The numbers do not tell us the exact manner of death of the citizens of Anatolia, regardless of ethnicity, who were caught up in both an international war and an intercommunal struggle. Documents of the time list intercommunal violence, forced migration of all ethnic groups, disease, and, starvation as causes of death. Others died as a result of the same war-induced causes that ravaged all peoples during the period.

FACT 3: Certain oft-cited Armenian evidence is of diminished value, having been derived from dubious and prejudicial sources.

Armenian purport that the wartime propaganda of the enemies of the Ottoman Empire constitutes objective evidence. Ambassador Henry Morgenthau, who is frequently quoted by Armenian, visited the Ottoman Empire with political, not humanitarian aims. His correspondence with President Wilson reveals his intent was to uncover or manufacture news that would goad the U.S. into joining the war. Given that motive, Morgenthau sought to malign the Ottoman Empire, an enemy of the Triple Entente. Morgenthau’s research and reporting relied in large part on politically motivated

Armenians; his primary aid, translator and confidant was Arshag Schmavonian, his secretary was Hagop Andonian.
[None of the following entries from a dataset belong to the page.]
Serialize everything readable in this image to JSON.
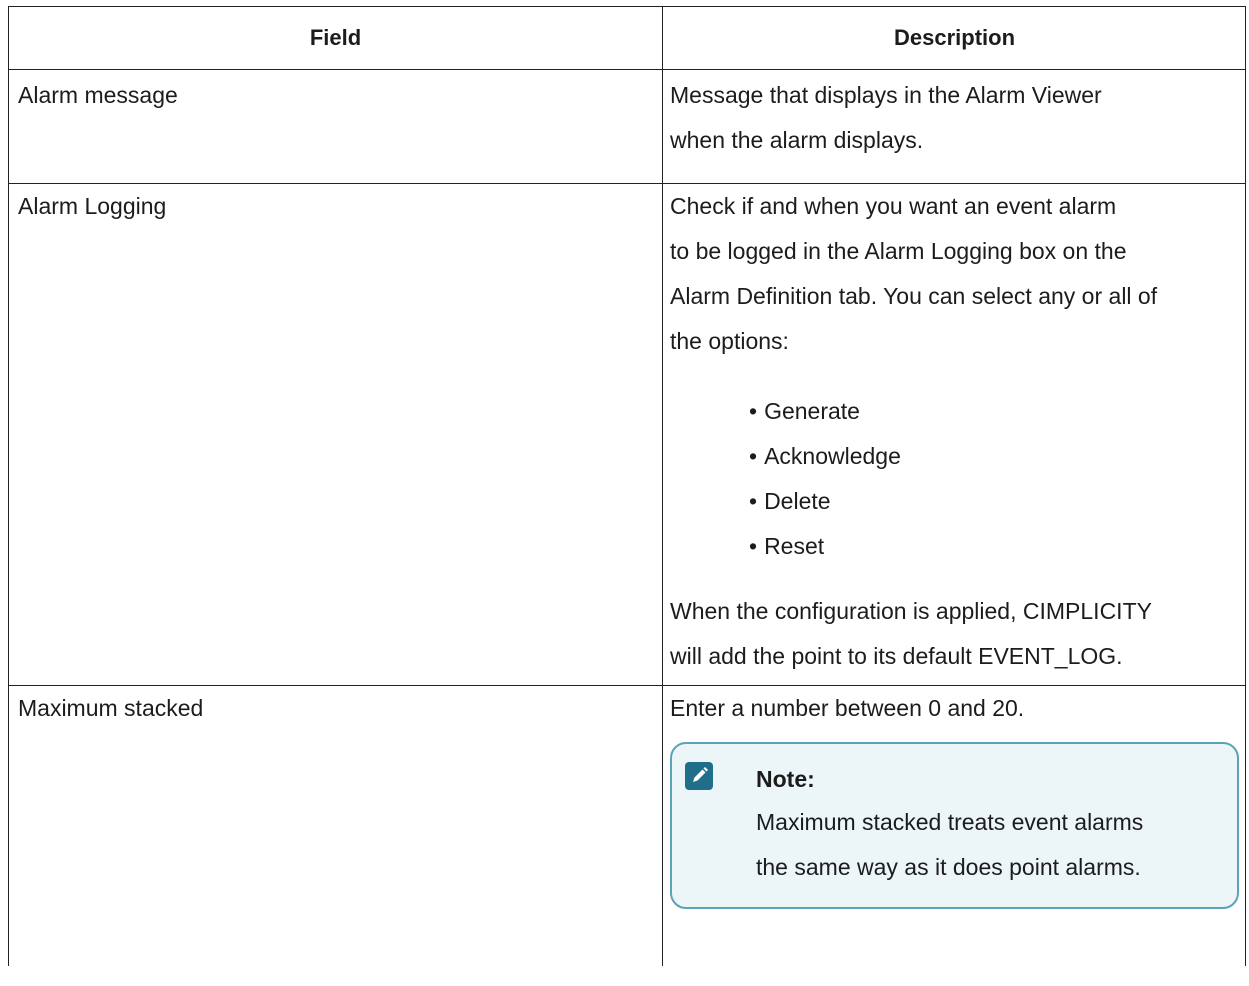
{
  "table": {
    "headers": {
      "field": "Field",
      "description": "Description"
    },
    "rows": [
      {
        "field": "Alarm message",
        "description_lines": [
          "Message that displays in the Alarm Viewer",
          "when the alarm displays."
        ]
      },
      {
        "field": "Alarm Logging",
        "description_lines": [
          "Check if and when you want an event alarm",
          "to be logged in the Alarm Logging box on the",
          "Alarm Definition tab. You can select any or all of",
          "the options:"
        ],
        "options": [
          "Generate",
          "Acknowledge",
          "Delete",
          "Reset"
        ],
        "after_lines": [
          "When the configuration is applied, CIMPLICITY",
          "will add the point to its default EVENT_LOG."
        ]
      },
      {
        "field": "Maximum stacked",
        "description_lines": [
          "Enter a number between 0 and 20."
        ],
        "note": {
          "icon": "pencil-icon",
          "title": "Note:",
          "lines": [
            "Maximum stacked treats event alarms",
            "the same way as it does point alarms."
          ]
        }
      }
    ]
  },
  "colors": {
    "note_border": "#5aa3b8",
    "note_background": "#ecf5f8",
    "note_icon": "#1f6f8b"
  }
}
Morgenthau openly professed that the Turks were an inferior race and possessed "inferior blood." Thus, his accounts can hardly be considered objective.
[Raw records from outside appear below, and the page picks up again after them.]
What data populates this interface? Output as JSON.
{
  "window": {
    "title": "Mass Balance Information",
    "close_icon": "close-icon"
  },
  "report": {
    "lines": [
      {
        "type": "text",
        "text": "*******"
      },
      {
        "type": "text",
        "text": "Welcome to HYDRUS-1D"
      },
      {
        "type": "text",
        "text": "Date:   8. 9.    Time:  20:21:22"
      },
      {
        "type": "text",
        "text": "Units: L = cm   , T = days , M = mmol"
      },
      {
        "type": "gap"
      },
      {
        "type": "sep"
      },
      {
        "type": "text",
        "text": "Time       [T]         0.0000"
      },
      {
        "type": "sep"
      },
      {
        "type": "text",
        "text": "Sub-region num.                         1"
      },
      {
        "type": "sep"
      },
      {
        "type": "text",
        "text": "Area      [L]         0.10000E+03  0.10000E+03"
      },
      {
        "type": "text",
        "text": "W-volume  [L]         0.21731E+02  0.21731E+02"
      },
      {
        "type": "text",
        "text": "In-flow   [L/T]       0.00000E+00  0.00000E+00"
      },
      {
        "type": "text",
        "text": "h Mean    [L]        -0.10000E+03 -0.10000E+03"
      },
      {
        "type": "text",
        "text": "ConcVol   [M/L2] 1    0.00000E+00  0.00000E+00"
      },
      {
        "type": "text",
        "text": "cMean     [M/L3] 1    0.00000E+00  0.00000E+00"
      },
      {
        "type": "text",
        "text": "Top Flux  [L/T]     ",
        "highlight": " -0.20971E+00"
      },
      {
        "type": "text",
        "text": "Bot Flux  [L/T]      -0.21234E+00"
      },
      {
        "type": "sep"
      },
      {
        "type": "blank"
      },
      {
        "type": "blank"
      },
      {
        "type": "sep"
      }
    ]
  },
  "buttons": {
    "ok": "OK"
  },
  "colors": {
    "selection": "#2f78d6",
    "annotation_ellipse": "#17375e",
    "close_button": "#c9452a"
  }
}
One ought to compare the wartime writings of Morgenthau and the oft-cited Gen. J.G. Harbord to the post-war writings of Rear Admiral Mark L. Bristol, U.S. Ambassador to the Republic of Turkey 1920 - 1926. In a March 28, 1921 letter he writes,

"[R]eports are being freely circulated in the United States that the Turks massacred thousands of Armenians in the Caucasus. Such reports are repeated so many times it makes my blood boil. The Near East Relief have the reports from Yarrow and our own American people which show absolutely that such Armenian reports are absolutely false. The circulation of such false reports in the United States, without refutation, is an outrage and is certainly doing the Armenians more harm than good. … Why not tell the truth about the Armenians in every way?"

FACT 4: The Armenian deaths do not constitute genocide.

The totality of evidence thus far uncovered by historians tells a grim story of serious inter-communal conflict, perpetrated by both Christian and Muslim irregular forces, complicated by disease, famine, and many other of war’s privations. The evidence does not, however, describe genocide.

A. The Armenians took arms against their own government. Their violent political aims, not their race, ethnicity or religion, rendered them subject to relocation.

Armenian ignore the dire circumstances that precipitated the enactment of a measure as drastic as mass relocation. Armenians cooperated with Russian invaders of Eastern Anatolia in wars in 1828, 1854, and 1877. Between 1893 and 1915 Ottoman Armenians in eastern Anatolia rebelled against their government -- the Ottoman government -- and joined Armenian revolutionary groups, such as the notorious Dashnaks and Hunchaks. They armed themselves and spearheaded a massive Russian invasion of eastern Anatolia. On November 5, 1914, the President of the Armenian National Bureau in Tblisi declared to Czar